Defense counsel Peter Carter, in his summing up of the case Tuesday, described Ms. Bouchard’s journals as “a confessional” – thoughts as they came, expressions of agonizing and acknowledging deficiencies. He said the writing was Bouchard “baring her heart and soul,” not thinking they would see the light of day.

He wondered why large swathes of the writings were ignored when they supported what Bouchard said was happening.
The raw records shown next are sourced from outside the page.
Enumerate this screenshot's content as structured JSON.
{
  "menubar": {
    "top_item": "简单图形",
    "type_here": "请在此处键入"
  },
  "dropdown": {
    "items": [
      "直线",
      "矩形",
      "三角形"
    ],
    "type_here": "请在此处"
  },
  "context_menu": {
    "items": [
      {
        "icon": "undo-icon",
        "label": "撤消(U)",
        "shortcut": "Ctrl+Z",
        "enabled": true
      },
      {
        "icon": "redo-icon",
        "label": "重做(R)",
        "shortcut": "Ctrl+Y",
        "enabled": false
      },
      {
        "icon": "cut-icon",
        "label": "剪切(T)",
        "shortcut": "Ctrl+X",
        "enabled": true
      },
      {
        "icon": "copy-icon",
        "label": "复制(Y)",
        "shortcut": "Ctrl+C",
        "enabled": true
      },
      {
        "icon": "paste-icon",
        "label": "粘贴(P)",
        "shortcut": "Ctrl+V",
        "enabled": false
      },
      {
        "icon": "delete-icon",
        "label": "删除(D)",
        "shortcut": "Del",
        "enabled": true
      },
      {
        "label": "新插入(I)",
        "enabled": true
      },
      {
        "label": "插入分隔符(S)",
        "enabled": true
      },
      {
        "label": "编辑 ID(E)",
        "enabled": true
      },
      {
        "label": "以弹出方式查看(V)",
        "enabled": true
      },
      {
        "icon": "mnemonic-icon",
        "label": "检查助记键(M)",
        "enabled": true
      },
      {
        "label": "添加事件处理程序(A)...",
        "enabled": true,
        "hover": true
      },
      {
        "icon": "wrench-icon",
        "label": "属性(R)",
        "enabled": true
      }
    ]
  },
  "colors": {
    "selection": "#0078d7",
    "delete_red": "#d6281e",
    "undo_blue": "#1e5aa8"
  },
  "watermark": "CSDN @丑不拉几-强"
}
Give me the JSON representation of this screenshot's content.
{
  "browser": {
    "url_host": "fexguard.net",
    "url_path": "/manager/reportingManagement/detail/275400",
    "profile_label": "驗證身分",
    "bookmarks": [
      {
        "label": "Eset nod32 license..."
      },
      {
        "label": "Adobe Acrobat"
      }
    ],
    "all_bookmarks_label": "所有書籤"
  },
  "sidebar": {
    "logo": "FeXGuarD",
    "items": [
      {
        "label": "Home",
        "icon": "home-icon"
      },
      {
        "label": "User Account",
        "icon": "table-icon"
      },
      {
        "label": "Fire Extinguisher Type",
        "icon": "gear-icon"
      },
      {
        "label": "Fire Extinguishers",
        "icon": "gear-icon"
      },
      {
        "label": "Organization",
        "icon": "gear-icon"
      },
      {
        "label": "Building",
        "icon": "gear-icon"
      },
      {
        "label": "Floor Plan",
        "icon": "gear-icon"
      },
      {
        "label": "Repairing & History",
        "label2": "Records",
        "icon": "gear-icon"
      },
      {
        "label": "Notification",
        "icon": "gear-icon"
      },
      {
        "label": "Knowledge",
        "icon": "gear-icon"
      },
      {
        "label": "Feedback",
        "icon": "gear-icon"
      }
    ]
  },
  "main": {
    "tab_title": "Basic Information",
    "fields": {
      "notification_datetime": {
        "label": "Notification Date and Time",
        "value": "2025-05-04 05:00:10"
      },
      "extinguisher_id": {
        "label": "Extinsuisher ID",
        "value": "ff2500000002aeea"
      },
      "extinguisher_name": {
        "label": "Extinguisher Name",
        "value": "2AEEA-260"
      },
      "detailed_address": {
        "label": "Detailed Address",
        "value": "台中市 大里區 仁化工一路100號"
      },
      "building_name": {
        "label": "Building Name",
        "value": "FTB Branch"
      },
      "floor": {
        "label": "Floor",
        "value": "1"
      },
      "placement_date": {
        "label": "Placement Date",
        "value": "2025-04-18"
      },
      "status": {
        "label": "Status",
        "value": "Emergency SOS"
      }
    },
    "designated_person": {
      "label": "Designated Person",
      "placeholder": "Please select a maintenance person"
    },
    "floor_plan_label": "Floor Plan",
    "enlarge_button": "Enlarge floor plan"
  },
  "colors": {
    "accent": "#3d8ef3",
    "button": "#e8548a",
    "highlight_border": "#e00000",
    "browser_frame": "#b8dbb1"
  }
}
Throughout the journals, there were expressions of gratitude to God and to Mr. Handford, with phrases like “I will ask him” and “He has promised me …”

The prosecution had not found any passage that said “I will take” or “I have taken,” Mr. Carter pointed out.
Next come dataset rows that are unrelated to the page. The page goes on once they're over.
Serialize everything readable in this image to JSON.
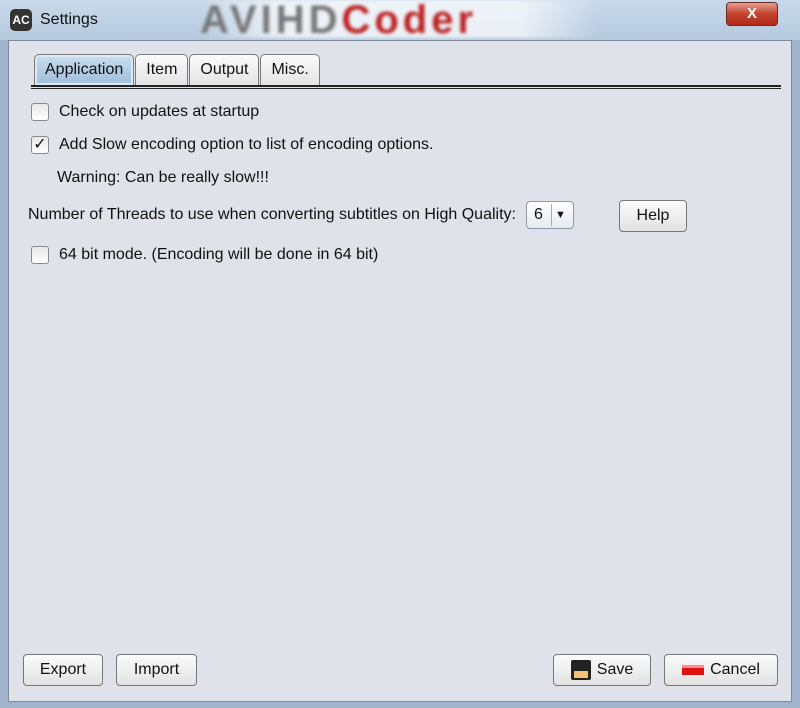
{
  "window": {
    "title": "Settings",
    "app_icon": "AC",
    "banner_a": "AVIHD",
    "banner_b": "Coder",
    "close_label": "X"
  },
  "tabs": [
    {
      "label": "Application",
      "active": true
    },
    {
      "label": "Item"
    },
    {
      "label": "Output"
    },
    {
      "label": "Misc."
    }
  ],
  "application": {
    "check_updates": {
      "label": "Check on updates at startup",
      "checked": false
    },
    "slow_encoding": {
      "label": "Add Slow encoding option to list of encoding options.",
      "checked": true
    },
    "warning": "Warning: Can be really slow!!!",
    "threads_label": "Number of Threads to use when converting subtitles on High Quality:",
    "threads_value": "6",
    "help_label": "Help",
    "bit64": {
      "label": "64 bit mode. (Encoding will be done in 64 bit)",
      "checked": false
    }
  },
  "footer": {
    "export": "Export",
    "import": "Import",
    "save": "Save",
    "cancel": "Cancel"
  },
  "check_mark": "✓",
  "combo_arrow": "▼"
}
Lead prosecutor Simon Russell-Flint, who concluded his closing remarks on Tuesday morning, referred to the various negative comments in Ms. Bouchard’s journals. They were not based on one day’s incident; they were spread over years, he said.

What Bouchard thanked God for, he asserted, was Mr. Handford keeping her in the lifestyle she enjoyed, keeping him well so that he could provide for her.

The alleged thefts and other acts of dishonesty are said by the prosecution to have taken place between May 2010 and October 2012, when Bouchard is accused of removing sums from a joint account for her own purposes.

The Crown’s case is that a joint CI account was set up so that Bouchard could look after Mr. Handford’s affairs while he was on his yearly trip back to his native Australia.

During Bouchard’s evidence, Mr. Carter showed her an email Mr. Handford had sent her on July 21, 2010 while he was in Australia. The email says he has just sent a fax to Butterfield Bank “to top up your checking account” by $35,000 as she had requested.

Mr. Carter asked Bouchard what account she understood Mr. Handford to be referring to.

“The joint account,” she replied, “which he referred to as my account.”

He asked if Mr. Handford had ever made any complaint about any item of expenditure in the joint account. “Never,” she replied. He asked if Mr. Handford had ever complained about any item in the U.S. joint account set up in 2012. “Never,” she said again.

Mr. Russell-Flint said the fact that funds were in joint accounts was not a defense and the money was never for Bouchard to do with as she pleased. “We say she has been thoroughly dishonest,” he told the jury.

Mr. Carter read reports from two doctors concerning Mr. Handford’s health and degree of cognitive impairment.

Attorney Lee Halliday-Davis also read into the record six letters of reference submitted by people who knew Bouchard in various capacities.

They referred to her talent, dedication to her work and various acts of charity.